▶ WHAT YOU HAVE TO DO
From the listing below, pull out the lines that hold "content".

• • • • • • •

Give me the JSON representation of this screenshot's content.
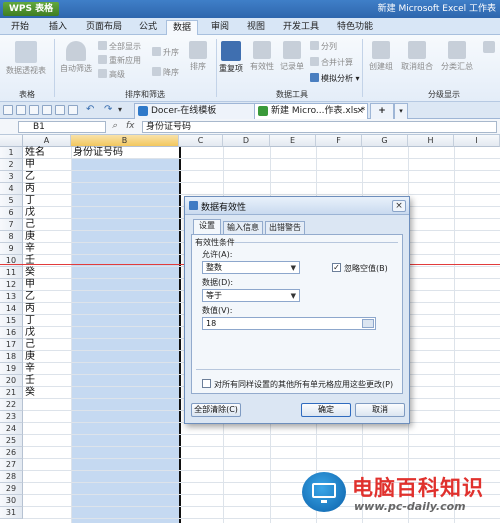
{
  "app": {
    "menu_button": "WPS 表格",
    "window_title": "新建 Microsoft Excel 工作表"
  },
  "ribbon_tabs": [
    "开始",
    "插入",
    "页面布局",
    "公式",
    "数据",
    "审阅",
    "视图",
    "开发工具",
    "特色功能"
  ],
  "active_ribbon_tab": "数据",
  "ribbon": {
    "pivot": "数据透视表",
    "autofilter": "自动筛选",
    "filter_all": "全部显示",
    "reapply": "重新应用",
    "advanced": "高级",
    "sort_asc": "升序",
    "sort_desc": "降序",
    "sort": "排序",
    "duplicates": "重复项",
    "validation": "有效性",
    "record_form": "记录单",
    "split": "分列",
    "consolidate": "合并计算",
    "what_if": "模拟分析",
    "create_group": "创建组",
    "ungroup": "取消组合",
    "subtotal": "分类汇总",
    "group_table": "表格",
    "group_sort_filter": "排序和筛选",
    "group_data_tools": "数据工具",
    "group_outline": "分级显示"
  },
  "doc_tabs": [
    {
      "label": "Docer-在线模板",
      "active": false
    },
    {
      "label": "新建 Micro...作表.xls *",
      "active": true
    }
  ],
  "formula_bar": {
    "name_box": "B1",
    "fx": "fx",
    "content": "身份证号码"
  },
  "columns": [
    "A",
    "B",
    "C",
    "D",
    "E",
    "F",
    "G",
    "H",
    "I"
  ],
  "selected_column": "B",
  "rows": [
    "1",
    "2",
    "3",
    "4",
    "5",
    "6",
    "7",
    "8",
    "9",
    "10",
    "11",
    "12",
    "13",
    "14",
    "15",
    "16",
    "17",
    "18",
    "19",
    "20",
    "21",
    "22",
    "23",
    "24",
    "25",
    "26",
    "27",
    "28",
    "29",
    "30",
    "31"
  ],
  "column_a_values": [
    "姓名",
    "甲",
    "乙",
    "丙",
    "丁",
    "戊",
    "己",
    "庚",
    "辛",
    "壬",
    "癸",
    "甲",
    "乙",
    "丙",
    "丁",
    "戊",
    "己",
    "庚",
    "辛",
    "壬",
    "癸"
  ],
  "b1_value": "身份证号码",
  "dialog": {
    "title": "数据有效性",
    "close": "×",
    "tabs": [
      "设置",
      "输入信息",
      "出错警告"
    ],
    "active_tab": "设置",
    "criteria_label": "有效性条件",
    "allow_label": "允许(A):",
    "allow_value": "整数",
    "ignore_blank_label": "忽略空值(B)",
    "ignore_blank_checked": true,
    "data_label": "数据(D):",
    "data_value": "等于",
    "value_label": "数值(V):",
    "value_value": "18",
    "apply_all_label": "对所有同样设置的其他所有单元格应用这些更改(P)",
    "apply_all_checked": false,
    "clear_all_button": "全部清除(C)",
    "ok_button": "确定",
    "cancel_button": "取消"
  },
  "watermark": {
    "name": "电脑百科知识",
    "url": "www.pc-daily.com"
  }
}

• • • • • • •

▶ FINISHED EXERCISE
Give me the JSON representation of this screenshot's content.
    "content": "身份证号码"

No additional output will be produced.